What kind of things would you do if you had only a few months to live? A few years ago, my friend Travis told me about a friend of his who found out that he had only a few months to live. Travis’s friend created a list of people with whom he needed to reconcile, and he spent the last weeks of his life making his best attempt to mend fences. He didn’t want to die with unforgiveness in his heart. His actions affected Travis greatly. Even though Travis wasn’t sick, he decided to do the same thing. Travis listed seven people with whom he needed to reconcile, and he began reporting to me each time he crossed a name off his list. I thought, what a great idea for everyone!
Travis’s list included someone who had said something bad about him, someone who had ripped him off in a lawsuit over his aunt’s estate, and an uncle who—angry at Travis’s mother—took the only piece of nice furniture Travis and his mother had (a trophy case that held all Travis’s trophies). Travis’s list also included his first wife. Even though Travis viewed himself as the one mostly at fault for their divorce, he still felt bitterness about things she had done and said to him. The hardest person for Travis to forgive was his father, who had abandoned him and his mother when he was as a child and with whom Travis had had no real ongoing relationship. Travis made a serious inventory of those he needed to forgive and is well on his way to checking off everyone on his list.
Forgiveness is a major theme in Scripture. Genesis tells the story of Abraham’s two sons, Ishmael and Isaac.
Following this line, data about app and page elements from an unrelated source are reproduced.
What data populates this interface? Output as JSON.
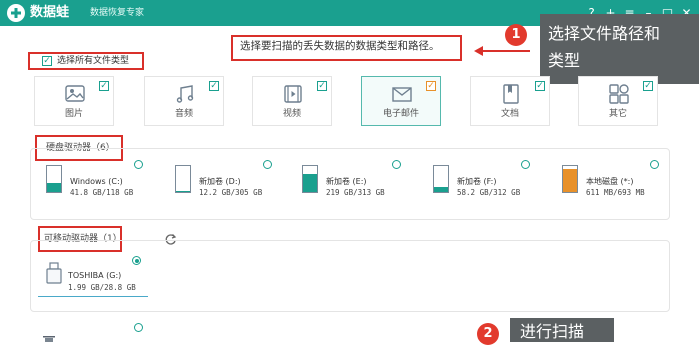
{
  "app": {
    "title": "数据蛙",
    "subtitle": "数据恢复专家"
  },
  "window_controls": [
    "?",
    "+",
    "≡",
    "–",
    "□",
    "✕"
  ],
  "instruction": "选择要扫描的丢失数据的数据类型和路径。",
  "select_all": {
    "label": "选择所有文件类型",
    "checked": true
  },
  "file_types": [
    {
      "label": "图片",
      "icon": "image-icon",
      "checked": true
    },
    {
      "label": "音频",
      "icon": "music-icon",
      "checked": true
    },
    {
      "label": "视频",
      "icon": "video-icon",
      "checked": true
    },
    {
      "label": "电子邮件",
      "icon": "email-icon",
      "checked": true
    },
    {
      "label": "文档",
      "icon": "document-icon",
      "checked": true
    },
    {
      "label": "其它",
      "icon": "other-icon",
      "checked": true
    }
  ],
  "hard_drives": {
    "header": "硬盘驱动器（6）",
    "items": [
      {
        "name": "Windows (C:)",
        "size": "41.8 GB/118 GB",
        "used_fraction": 0.35,
        "color": "#1aa08f"
      },
      {
        "name": "新加卷 (D:)",
        "size": "12.2 GB/305 GB",
        "used_fraction": 0.04,
        "color": "#1aa08f"
      },
      {
        "name": "新加卷 (E:)",
        "size": "219 GB/313 GB",
        "used_fraction": 0.7,
        "color": "#1aa08f"
      },
      {
        "name": "新加卷 (F:)",
        "size": "58.2 GB/312 GB",
        "used_fraction": 0.19,
        "color": "#1aa08f"
      },
      {
        "name": "本地磁盘 (*:)",
        "size": "611 MB/693 MB",
        "used_fraction": 0.88,
        "color": "#e8912a"
      }
    ]
  },
  "removable": {
    "header": "可移动驱动器（1）",
    "items": [
      {
        "name": "TOSHIBA (G:)",
        "size": "1.99 GB/28.8 GB",
        "selected": true
      }
    ]
  },
  "callouts": [
    {
      "number": "1",
      "text_line1": "选择文件路径和",
      "text_line2": "类型"
    },
    {
      "number": "2",
      "text": "进行扫描"
    }
  ],
  "colors": {
    "accent": "#1aa08f",
    "highlight": "#d9302a",
    "callout_bg": "#5b6062",
    "badge": "#e23a2d"
  }
}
Part of the difficult relationship and hostility between Jews and Arab Muslims today can be traced back to the story of these two sons. They grew up together but lived apart when Abraham sent Ishmael away. God promised to bless both of their descendants and make them both into great nations. It is interesting to read what happened with both of them when their father Abraham died. Both Jews and Muslims trace their religious heritage back to Abraham. In Genesis 25, we read “Abraham breathed his last and died at a good old age, an old man and full of years; and he was gathered to his people”—followed by an astounding sentence: “His sons Isaac and Ishmael buried him in the cave of Machpelah” (Gen 25:9). The death of their father actually brought them together! Death can give us an opportunity for forgiveness and closure. We don’t know whether Isaac and Ishmael reconciled, but the opportunity was there. And the opportunity is still there: Jews and Arab Muslims could still be brought to love each other for the sake of their ancestor, Abraham.
Life is too short to carry a grudge!
Reflections: Make a list of those whom you need to forgive. Then ask God for the strength to forgive them and the wisdom to know whom you should approach to seek reconciliation.
Forgive as the Lord forgave you.